We wanted to make a huge bonfire that night, so in the twilight of the late afternoon, we gathered wood, and a lot of it. I am sure we could have found better uses for that wood (Inshallah) but the “Christmas Eve Bonfires to End All Bonfires” had to happen. I elected myself as bonfire man, being the lone Eagle Scout of the group. Right at sundown, we started the masterpiece that was to become of our bonfire, and magnificent it was. So great it was that we had many locals stop by and admire our pyrotechnical abilities. They Oooohhed and Aaaahhhed at its glory. I hear that they will talk of this fire for years to come; the day that Zanble Niare, the Toubab who came to rid Africa of the scourge of malaria, made the Great Fire.
All kidding aside, one of the most incredible moments I have ever had occurred later that night. After a few hearty Rum and Cokes, and the occasional Cognac to clear the sinuses, the four of us suddenly found ourselves silent for about 5 minutes. I am not sure what the others were thinking about, but my thoughts were of home, and how much I missed my family and being home for the holidays, which in my mind is the true meaning of Christmas. Just as I was imagining my house decorated for the holidays, I noticed my friend Matt reading from a small leather-bound book. I broke our respective quiet contemplations, and asked what he was reading. “The Bible. I am looking for the Christmas story.”
I perked up, and asked him to read it aloud once he found it. A few minutes later, he approached, the book open to the Book of Luke, and said: “Nah, you read it. I would rather hear it.”
And so I began to read the story of Jesus’ birth. I could not imagine a more perfect setting: a bonfire giving off an almost sun-like glow and heat, a clear night revealing a sky beyond imagination, and 4 new friends, Christians all. It was truly a powerful and unforgettable moment.
The next morning, we slept in, and had a traditional American breakfast: Scrambled eggs with peppers and onions, coffee, Bloody Marys, and 600 mg of Ibuprofen to ward off the evil spirits from the night before. We reluctantly broke camp shortly afterward and headed back to Bamako about noon.
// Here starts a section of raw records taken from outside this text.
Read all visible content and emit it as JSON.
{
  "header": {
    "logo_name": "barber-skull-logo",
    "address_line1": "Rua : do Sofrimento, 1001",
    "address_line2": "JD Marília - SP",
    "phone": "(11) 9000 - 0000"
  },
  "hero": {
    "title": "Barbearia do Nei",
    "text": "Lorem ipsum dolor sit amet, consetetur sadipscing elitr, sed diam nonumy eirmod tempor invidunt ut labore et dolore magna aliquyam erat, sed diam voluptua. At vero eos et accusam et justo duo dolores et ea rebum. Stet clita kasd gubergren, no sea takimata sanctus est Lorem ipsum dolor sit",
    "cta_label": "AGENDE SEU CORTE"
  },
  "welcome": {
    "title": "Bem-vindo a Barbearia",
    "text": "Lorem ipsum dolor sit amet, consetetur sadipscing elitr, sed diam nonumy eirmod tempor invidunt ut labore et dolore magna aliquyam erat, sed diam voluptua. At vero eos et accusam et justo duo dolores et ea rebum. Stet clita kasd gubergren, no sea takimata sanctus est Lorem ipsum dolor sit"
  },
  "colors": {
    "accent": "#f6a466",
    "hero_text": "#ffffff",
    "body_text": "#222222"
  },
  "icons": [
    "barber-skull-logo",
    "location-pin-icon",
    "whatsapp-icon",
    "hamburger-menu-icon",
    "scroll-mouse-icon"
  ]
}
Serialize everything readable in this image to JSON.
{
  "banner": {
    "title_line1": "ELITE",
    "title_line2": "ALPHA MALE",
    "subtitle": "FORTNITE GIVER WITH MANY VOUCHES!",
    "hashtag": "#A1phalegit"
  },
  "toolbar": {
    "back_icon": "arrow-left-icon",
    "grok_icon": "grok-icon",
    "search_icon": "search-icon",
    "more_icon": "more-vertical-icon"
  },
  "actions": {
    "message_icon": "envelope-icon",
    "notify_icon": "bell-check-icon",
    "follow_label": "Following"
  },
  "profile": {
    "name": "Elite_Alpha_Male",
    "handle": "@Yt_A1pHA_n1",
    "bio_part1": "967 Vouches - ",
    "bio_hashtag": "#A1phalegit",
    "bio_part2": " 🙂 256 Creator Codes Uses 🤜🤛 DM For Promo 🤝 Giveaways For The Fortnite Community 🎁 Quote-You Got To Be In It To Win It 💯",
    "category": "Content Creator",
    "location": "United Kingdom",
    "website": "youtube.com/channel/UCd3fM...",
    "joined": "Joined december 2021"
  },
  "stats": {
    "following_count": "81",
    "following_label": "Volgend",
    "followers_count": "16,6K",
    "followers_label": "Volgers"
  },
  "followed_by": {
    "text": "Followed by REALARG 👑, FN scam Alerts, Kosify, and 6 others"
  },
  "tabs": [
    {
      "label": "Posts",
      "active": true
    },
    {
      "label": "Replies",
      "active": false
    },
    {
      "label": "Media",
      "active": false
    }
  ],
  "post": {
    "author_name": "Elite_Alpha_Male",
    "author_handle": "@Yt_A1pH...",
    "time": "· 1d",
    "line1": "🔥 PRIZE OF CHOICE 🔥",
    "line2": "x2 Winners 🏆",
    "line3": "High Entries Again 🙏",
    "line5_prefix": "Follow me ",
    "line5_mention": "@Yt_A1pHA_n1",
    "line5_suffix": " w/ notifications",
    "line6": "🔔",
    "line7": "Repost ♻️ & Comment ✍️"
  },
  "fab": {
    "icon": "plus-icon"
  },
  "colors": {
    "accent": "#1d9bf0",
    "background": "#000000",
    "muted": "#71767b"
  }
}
Despite the ensuing week of gastro-intestinal unpleasantries for most of us, I could not think of a better way to spend Christmas in Mali.
New Year’s on the other hand. . . .